Borrelia burgdorferi (the aetiological factor in Lyme disease) and the tick-borne encephalitis virus are two of the pathogens transmitted by ticks in Poland, which are an important cause of central nervous system infections. According to the data of the National Institute of Hygiene, a total of 13,866 cases of Lyme disease and 196 cases of tick-borne encephalitis were reported in 2014. The highest incidence of Lyme disease is observed in summer in the north-eastern part of the country. The disease may manifest with skin, motor, cardiovascular and neural symptoms. A history of exposure to ticks is important information for determining the aetiology of meningitis. An early diagnosis and effective treatment of neuroinfection reduces the risk of permanent complications. The presented case illustrates the need to include Lyme disease in the differential diagnosis of central nervous system infections.

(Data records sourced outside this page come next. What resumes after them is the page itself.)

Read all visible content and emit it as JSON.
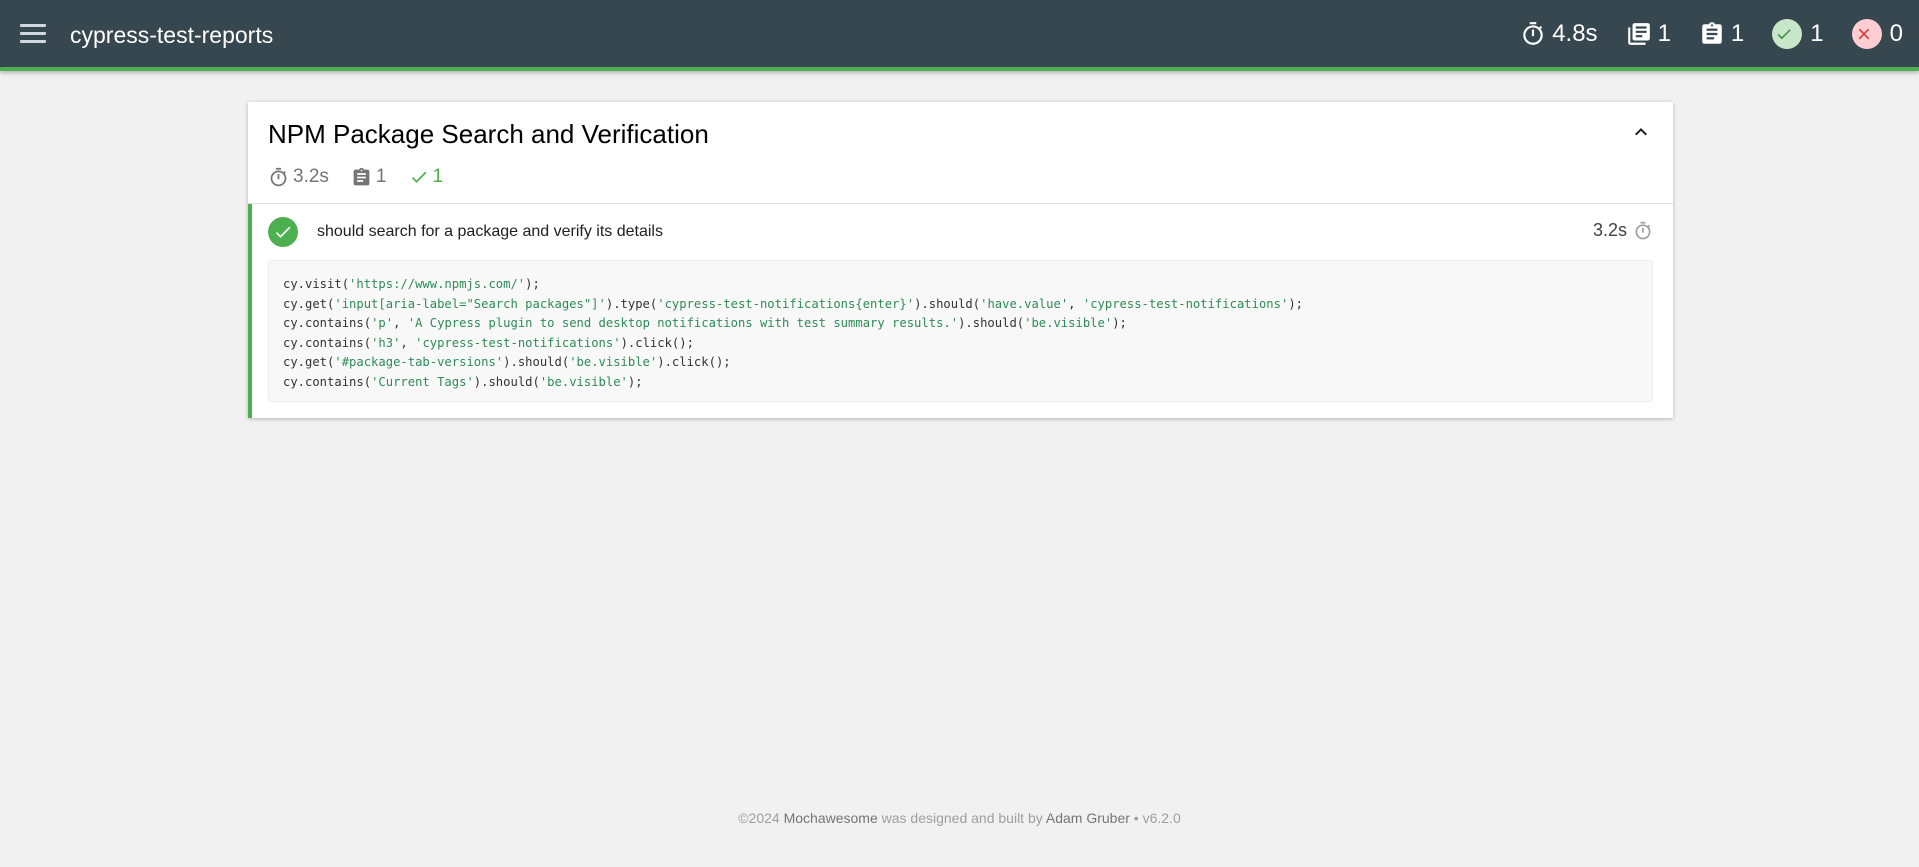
{
  "navbar": {
    "title": "cypress-test-reports",
    "stats": {
      "duration": "4.8s",
      "suites": "1",
      "tests": "1",
      "passes": "1",
      "failures": "0"
    }
  },
  "suite": {
    "title": "NPM Package Search and Verification",
    "stats": {
      "duration": "3.2s",
      "tests": "1",
      "passes": "1"
    },
    "test": {
      "title": "should search for a package and verify its details",
      "duration": "3.2s",
      "status": "passed",
      "code": [
        [
          {
            "t": "cy.visit("
          },
          {
            "t": "'https://www.npmjs.com/'",
            "s": 1
          },
          {
            "t": ");"
          }
        ],
        [
          {
            "t": "cy.get("
          },
          {
            "t": "'input[aria-label=\"Search packages\"]'",
            "s": 1
          },
          {
            "t": ").type("
          },
          {
            "t": "'cypress-test-notifications{enter}'",
            "s": 1
          },
          {
            "t": ").should("
          },
          {
            "t": "'have.value'",
            "s": 1
          },
          {
            "t": ", "
          },
          {
            "t": "'cypress-test-notifications'",
            "s": 1
          },
          {
            "t": ");"
          }
        ],
        [
          {
            "t": "cy.contains("
          },
          {
            "t": "'p'",
            "s": 1
          },
          {
            "t": ", "
          },
          {
            "t": "'A Cypress plugin to send desktop notifications with test summary results.'",
            "s": 1
          },
          {
            "t": ").should("
          },
          {
            "t": "'be.visible'",
            "s": 1
          },
          {
            "t": ");"
          }
        ],
        [
          {
            "t": "cy.contains("
          },
          {
            "t": "'h3'",
            "s": 1
          },
          {
            "t": ", "
          },
          {
            "t": "'cypress-test-notifications'",
            "s": 1
          },
          {
            "t": ").click();"
          }
        ],
        [
          {
            "t": "cy.get("
          },
          {
            "t": "'#package-tab-versions'",
            "s": 1
          },
          {
            "t": ").should("
          },
          {
            "t": "'be.visible'",
            "s": 1
          },
          {
            "t": ").click();"
          }
        ],
        [
          {
            "t": "cy.contains("
          },
          {
            "t": "'Current Tags'",
            "s": 1
          },
          {
            "t": ").should("
          },
          {
            "t": "'be.visible'",
            "s": 1
          },
          {
            "t": ");"
          }
        ]
      ]
    }
  },
  "footer": {
    "prefix": "©2024 ",
    "brand": "Mochawesome",
    "middle": " was designed and built by ",
    "author": "Adam Gruber",
    "suffix": " • v6.2.0"
  },
  "colors": {
    "navbar_bg": "#37474f",
    "accent_pass": "#4caf50",
    "fail": "#f44336",
    "string": "#2e8b57"
  },
  "icons": {
    "menu": "hamburger-menu-icon",
    "duration": "stopwatch-icon",
    "suites": "library-books-icon",
    "tests": "clipboard-icon",
    "passes": "check-circle-icon",
    "failures": "close-circle-icon",
    "collapse": "chevron-up-icon"
  }
}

Pulmonary agenesis is a rare congenital lung defect involving the complete absence of the primary bronchus as well as pulmonary parenchyma and vessels. Unilateral agenesis occurs at the rate of 1/10,000–20,000 pregnancies. The cause of this defect is still unknown. This abnormality does not cause any specific symptoms; it may lead to respiratory failure, but an asymptomatic course lasting many years is also possible. This defect can often be suspected based on a chest radiograph performed for other reasons. We present the case of a 15-year-old boy with an accidental diagnosis of left pulmonary agenesis. Upon diagnosis the patient did not report any complaints. During a routine visit at an allergy clinic decreased vesicular sounds were present on the left side. A subsequent chest radiograph was reported as showing left lung inferior lobe atelectasis, which was an indication for a more comprehensive diagnostic investigation. A computed tomography scan revealed the complete absence of the left lung.